Horse Cycles has no signage on the street — other than its discretely printed logo on the glass pane of a rusted workshop door. Inside is a cyclist's mecca, and Callahan's workplace for the past two and a half years. Horse builds two kinds of bikes: handmade track or road bike frames and the recently Kickstarted stock frame, Urban Tour (which will be on display at the Bike Cult Show later this month).
The custom process is completely dependent on the customer — it's the bike world's equivalent of haute couture. You either can pick something "right off the table," as Tom says, or come in with a vision and get measured, pick colours, and create something truly unique. Horse's stock frames run at $US1200, while the custom work can range anywhere from $US1900-2500 for frame and fork. It all depends on what you want done.
How did Horse emerge? Tom is from Portland, unsurprisingly, where his love for cycling and interest for building frames all got started.

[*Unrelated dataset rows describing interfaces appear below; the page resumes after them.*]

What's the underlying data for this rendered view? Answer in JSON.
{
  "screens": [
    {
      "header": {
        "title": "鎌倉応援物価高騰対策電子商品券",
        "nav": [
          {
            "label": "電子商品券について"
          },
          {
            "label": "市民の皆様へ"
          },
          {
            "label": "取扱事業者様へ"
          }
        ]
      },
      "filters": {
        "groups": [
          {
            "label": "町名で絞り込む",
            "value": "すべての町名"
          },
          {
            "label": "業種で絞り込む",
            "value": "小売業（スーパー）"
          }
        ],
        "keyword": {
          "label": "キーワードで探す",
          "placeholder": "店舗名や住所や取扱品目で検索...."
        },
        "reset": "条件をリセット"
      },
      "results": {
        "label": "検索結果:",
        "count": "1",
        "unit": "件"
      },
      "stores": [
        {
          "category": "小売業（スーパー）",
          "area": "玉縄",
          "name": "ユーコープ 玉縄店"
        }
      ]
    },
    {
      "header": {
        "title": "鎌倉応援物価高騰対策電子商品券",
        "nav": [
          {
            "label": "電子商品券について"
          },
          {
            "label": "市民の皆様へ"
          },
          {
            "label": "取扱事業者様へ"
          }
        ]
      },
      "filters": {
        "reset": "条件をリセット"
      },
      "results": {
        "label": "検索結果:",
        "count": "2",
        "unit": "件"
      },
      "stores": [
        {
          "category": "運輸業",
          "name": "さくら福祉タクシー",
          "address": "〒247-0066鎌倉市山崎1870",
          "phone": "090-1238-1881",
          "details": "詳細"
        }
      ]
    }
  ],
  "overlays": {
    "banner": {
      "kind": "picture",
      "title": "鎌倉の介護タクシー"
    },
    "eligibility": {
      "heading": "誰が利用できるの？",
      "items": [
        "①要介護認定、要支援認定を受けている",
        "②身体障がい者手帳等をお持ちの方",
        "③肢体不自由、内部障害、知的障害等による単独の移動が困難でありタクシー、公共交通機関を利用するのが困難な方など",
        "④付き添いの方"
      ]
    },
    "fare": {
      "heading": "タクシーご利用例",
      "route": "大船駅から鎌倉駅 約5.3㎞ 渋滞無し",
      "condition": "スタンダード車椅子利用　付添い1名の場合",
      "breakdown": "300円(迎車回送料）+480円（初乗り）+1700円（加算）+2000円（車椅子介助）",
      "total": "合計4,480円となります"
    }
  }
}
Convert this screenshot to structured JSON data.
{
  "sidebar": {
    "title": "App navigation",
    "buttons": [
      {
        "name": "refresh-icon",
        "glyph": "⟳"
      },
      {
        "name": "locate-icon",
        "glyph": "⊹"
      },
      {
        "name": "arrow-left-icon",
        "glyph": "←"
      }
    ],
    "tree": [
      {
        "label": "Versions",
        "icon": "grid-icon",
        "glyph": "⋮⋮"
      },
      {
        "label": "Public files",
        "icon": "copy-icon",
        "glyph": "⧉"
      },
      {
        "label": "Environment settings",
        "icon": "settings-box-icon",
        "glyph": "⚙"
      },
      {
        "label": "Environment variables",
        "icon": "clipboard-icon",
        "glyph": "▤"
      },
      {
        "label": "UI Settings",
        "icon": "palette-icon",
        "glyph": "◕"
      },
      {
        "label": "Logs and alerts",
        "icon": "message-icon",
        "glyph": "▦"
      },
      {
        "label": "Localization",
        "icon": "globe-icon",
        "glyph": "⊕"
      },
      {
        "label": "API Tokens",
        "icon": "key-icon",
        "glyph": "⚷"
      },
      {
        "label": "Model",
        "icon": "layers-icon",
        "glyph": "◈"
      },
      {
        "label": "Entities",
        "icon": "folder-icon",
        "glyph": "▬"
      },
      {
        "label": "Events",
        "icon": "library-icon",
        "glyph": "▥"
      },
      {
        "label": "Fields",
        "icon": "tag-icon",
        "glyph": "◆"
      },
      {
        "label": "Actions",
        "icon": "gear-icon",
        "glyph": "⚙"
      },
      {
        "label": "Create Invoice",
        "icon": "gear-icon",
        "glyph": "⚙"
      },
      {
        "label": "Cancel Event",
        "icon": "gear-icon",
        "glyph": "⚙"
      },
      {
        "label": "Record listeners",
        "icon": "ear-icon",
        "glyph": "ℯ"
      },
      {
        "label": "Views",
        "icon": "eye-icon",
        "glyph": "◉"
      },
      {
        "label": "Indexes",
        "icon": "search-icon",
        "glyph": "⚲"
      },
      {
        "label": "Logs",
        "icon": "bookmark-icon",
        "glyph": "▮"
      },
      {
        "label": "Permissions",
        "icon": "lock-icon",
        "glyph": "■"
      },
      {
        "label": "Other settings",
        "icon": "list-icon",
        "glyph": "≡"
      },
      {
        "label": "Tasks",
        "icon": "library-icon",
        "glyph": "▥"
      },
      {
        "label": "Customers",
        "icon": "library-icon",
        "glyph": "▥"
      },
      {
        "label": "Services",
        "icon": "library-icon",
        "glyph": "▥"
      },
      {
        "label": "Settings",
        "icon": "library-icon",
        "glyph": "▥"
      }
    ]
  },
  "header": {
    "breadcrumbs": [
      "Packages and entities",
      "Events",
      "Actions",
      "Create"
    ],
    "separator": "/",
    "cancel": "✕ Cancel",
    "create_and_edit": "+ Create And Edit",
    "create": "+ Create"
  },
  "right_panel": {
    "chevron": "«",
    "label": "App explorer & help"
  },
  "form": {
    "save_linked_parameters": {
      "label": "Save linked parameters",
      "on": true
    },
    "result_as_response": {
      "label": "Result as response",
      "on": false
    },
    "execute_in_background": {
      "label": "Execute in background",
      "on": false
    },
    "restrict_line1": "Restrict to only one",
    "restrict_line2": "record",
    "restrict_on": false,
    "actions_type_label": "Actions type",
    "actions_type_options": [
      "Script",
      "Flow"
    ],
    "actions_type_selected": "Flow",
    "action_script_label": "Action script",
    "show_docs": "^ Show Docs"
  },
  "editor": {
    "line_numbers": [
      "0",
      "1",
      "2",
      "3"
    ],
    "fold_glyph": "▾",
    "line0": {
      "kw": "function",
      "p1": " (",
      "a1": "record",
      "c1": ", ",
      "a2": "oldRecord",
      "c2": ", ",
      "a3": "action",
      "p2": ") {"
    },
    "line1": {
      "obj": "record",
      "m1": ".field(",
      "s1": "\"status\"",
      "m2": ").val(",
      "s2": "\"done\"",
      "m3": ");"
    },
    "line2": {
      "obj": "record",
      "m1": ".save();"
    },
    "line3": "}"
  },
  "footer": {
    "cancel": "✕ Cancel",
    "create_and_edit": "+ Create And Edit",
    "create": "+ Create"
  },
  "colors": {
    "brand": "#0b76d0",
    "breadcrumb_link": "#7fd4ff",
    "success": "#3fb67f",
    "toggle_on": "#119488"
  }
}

"It's the most amazing method of transportation, especially in an urban environment. All the places you miss from point A to point B underground," Tom says. "It's good for your body and it's good for your mind. To ride something that you've created is totally rad."
Tom is completely self-taught, and now builds about 20 custom frames a year, each of which takes about two weeks to complete. Since he started building frames, he's never not had a list of orders to complete. So what does he ride? The first bike he built — an almost seven-year-old track bike. But he's looking forward to finally completing his personal Urban Touring bike to take on a few long-awaited trips.
For Tom, the Urban Tour Kickstarter was a way to collaborate with other independent companies. The project — which exceeded its goal by almost $US20,000 in April — will reward backers with handmade goods from eight other local companies, ranging from hats by Vancouver cycling company HMPL to coffee from Portland's Tandem Roasters. Plus the bike itself — a locally-built, beautifully-constructed frame that almost every cyclist can relate to.
Now that he has the ball rolling with the Urban Tour project, Tom's long-term goal is to become a positive cycling force in the community. Check out Horse's site here, or stop by to check our the Tour at the Bike Cult Show next month.